"We need the companies to rethink the design of these devices with our privacy in mind, because we’re not all willing to participate in market research, just because a device we bought has a Wi-Fi connection,” Hill explained. It is easy to assume that consumers relinquish some privacy when purchasing connected devices, but is it fair for them to constantly have their data mined? Even anonymously?
This experiment alone displays many of the challenges that solution providers are facing today.
We are already starting to witness the future of smart appliances. Today, these appliances are starting to connect with a suite of products. For example, if your thermostat is aware that you are not home, it can enable your dryer's wrinkle-guard, so your clothes don’t wrinkle. This level of device-to-device communication is propelling the success of smart appliances and, ultimately, the future smart home. Data exchange between devices will enable new levels of convenience in and out of the house.
Data from the Jabil survey shows that B2C solution developers still haven’t made up their minds on their approach to integration. While 53 percent of participants say they would describe their company’s solution culture as “interoperable” or “open source,” another 47 percent believe a controlled ecosystem is the way to go.
In an interoperable environment, two other areas are of special importance: communication standards and data security.
In the journey toward interoperability, data communication standards will be essential for connected devices. Therefore, it is no surprise that 97 percent of participants in Jabil’s survey agreed that having such standards to enable easy connectivity to other systems and devices would be valuable. That way, manufacturers can develop devices that speak the same language. That is the first step to interoperability.
One aspect of the smart home that poses more challenges, though, is data security. As we mentioned, many solution providers currently struggle with managing the back-end of connectivity. It is no wonder that hackers can skulk their way into everything from websites to databases. Necessary data protection processes are not in place to prevent malicious actors from doing as they wish, but the recent General Data Protection Regulation (GDPR) in the European Union may be an early indicator of more laws coming in this area.
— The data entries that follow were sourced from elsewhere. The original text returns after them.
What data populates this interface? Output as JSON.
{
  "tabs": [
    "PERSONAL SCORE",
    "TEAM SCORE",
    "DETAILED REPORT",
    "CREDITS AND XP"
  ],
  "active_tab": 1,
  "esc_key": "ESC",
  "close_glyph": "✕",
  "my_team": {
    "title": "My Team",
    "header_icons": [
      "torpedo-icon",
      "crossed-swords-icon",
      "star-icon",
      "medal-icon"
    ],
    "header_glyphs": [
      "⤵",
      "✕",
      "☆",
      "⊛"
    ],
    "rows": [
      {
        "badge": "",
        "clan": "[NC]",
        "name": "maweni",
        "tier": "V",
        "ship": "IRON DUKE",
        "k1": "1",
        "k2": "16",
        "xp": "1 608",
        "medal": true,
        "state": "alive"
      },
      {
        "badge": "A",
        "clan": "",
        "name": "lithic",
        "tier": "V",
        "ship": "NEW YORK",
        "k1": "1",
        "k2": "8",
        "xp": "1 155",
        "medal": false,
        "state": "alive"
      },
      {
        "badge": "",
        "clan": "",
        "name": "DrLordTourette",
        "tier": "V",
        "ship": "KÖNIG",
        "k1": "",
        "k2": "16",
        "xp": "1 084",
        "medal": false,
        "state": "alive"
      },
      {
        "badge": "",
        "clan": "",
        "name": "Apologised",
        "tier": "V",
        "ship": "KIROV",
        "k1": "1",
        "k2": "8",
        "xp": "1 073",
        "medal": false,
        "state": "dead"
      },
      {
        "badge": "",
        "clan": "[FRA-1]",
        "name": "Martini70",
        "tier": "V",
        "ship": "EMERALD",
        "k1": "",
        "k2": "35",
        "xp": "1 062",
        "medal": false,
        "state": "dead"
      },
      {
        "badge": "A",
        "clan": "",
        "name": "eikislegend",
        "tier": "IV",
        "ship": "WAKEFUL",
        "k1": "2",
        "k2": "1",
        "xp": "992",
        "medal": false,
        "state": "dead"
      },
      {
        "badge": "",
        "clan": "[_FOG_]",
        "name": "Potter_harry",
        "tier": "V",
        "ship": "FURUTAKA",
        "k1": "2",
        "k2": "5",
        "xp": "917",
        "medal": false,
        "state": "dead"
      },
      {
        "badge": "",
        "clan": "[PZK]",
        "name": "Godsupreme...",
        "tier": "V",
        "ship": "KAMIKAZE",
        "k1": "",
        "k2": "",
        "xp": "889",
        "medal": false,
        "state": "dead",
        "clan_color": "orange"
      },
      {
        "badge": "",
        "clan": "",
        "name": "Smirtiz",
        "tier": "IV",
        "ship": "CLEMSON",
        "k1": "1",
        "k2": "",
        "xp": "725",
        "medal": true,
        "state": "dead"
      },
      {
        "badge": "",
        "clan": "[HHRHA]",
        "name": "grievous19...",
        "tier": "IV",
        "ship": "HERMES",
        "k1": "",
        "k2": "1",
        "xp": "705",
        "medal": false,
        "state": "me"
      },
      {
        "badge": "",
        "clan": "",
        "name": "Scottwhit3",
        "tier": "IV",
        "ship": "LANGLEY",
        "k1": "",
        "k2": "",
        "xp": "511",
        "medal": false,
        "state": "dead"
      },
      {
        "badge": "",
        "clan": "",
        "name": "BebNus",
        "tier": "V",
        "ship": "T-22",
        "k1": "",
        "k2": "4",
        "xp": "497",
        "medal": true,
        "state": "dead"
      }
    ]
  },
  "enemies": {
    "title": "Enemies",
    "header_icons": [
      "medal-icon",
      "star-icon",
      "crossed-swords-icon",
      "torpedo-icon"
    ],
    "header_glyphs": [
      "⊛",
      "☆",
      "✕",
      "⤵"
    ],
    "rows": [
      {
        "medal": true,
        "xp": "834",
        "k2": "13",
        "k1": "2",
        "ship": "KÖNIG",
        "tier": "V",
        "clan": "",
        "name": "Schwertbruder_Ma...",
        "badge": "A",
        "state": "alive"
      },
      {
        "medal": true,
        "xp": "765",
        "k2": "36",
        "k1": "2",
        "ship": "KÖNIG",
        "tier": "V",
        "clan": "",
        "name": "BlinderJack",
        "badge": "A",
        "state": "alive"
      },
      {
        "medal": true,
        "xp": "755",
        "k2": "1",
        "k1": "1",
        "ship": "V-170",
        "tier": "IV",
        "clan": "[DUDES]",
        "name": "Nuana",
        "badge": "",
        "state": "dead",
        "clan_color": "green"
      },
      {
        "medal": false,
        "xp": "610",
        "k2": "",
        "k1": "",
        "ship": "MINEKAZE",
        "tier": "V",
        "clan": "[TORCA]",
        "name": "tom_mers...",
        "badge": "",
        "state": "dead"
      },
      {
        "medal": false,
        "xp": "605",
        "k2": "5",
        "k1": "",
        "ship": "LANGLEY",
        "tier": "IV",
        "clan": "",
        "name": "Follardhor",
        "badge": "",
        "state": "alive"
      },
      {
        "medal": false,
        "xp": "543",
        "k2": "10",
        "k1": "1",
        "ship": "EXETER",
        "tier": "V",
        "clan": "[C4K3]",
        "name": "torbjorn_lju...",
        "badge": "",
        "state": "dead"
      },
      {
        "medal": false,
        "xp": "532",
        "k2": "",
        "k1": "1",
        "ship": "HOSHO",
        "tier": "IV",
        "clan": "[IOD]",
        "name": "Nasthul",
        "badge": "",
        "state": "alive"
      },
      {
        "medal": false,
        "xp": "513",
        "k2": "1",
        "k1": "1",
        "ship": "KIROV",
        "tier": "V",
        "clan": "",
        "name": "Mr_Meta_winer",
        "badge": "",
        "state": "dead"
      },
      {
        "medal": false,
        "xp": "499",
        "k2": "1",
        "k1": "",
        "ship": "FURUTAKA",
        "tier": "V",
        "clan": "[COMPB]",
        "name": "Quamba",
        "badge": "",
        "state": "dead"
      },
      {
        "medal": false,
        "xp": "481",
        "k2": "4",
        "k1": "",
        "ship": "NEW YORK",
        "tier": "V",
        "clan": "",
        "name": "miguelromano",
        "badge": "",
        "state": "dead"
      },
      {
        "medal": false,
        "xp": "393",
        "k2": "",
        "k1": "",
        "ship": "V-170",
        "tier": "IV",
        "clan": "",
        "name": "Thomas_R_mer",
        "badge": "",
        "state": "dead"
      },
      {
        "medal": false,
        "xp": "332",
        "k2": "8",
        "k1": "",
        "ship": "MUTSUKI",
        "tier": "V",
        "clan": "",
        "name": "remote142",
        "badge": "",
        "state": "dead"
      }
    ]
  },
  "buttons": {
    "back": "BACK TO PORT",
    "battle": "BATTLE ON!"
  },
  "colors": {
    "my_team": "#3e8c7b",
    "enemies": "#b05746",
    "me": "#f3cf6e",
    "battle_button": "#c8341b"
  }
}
Given all these challenges, 99 percent of solution providers say technology or business partners will be important to their connected home and building strategy. Topping the list, product brands will be looking to third-parties with expertise in data management, manufacturing and cloud, among others. We can expect to see more partnership across industries in making the smart home a reality.
Years ago, consumers would hold onto their appliances for 10 to 15 years. We’ve now reached a lifestyle where consumers are swapping their washers, dryers and refrigerators in half the time because of how quickly technology progresses. Connectivity is only one of the drivers for this trend. Appliances are also becoming more efficient, leading to lower energy costs.
The future smart home boasts convenience and comfort. The smart appliances of the future will be able to seamlessly communicate with each other and gain heightened awareness of their own functions and features. Your fridge will be able to give advice on what recipes to try, based on the upcoming expiration dates of the goods in it and collaborate with the oven to ensure the food is cooked for the right duration. It will also help you understand how and when to call maintenance and what’s going on with the device itself. All these developments are teasing us from just around the corner. We just have a few more things to figure out until then.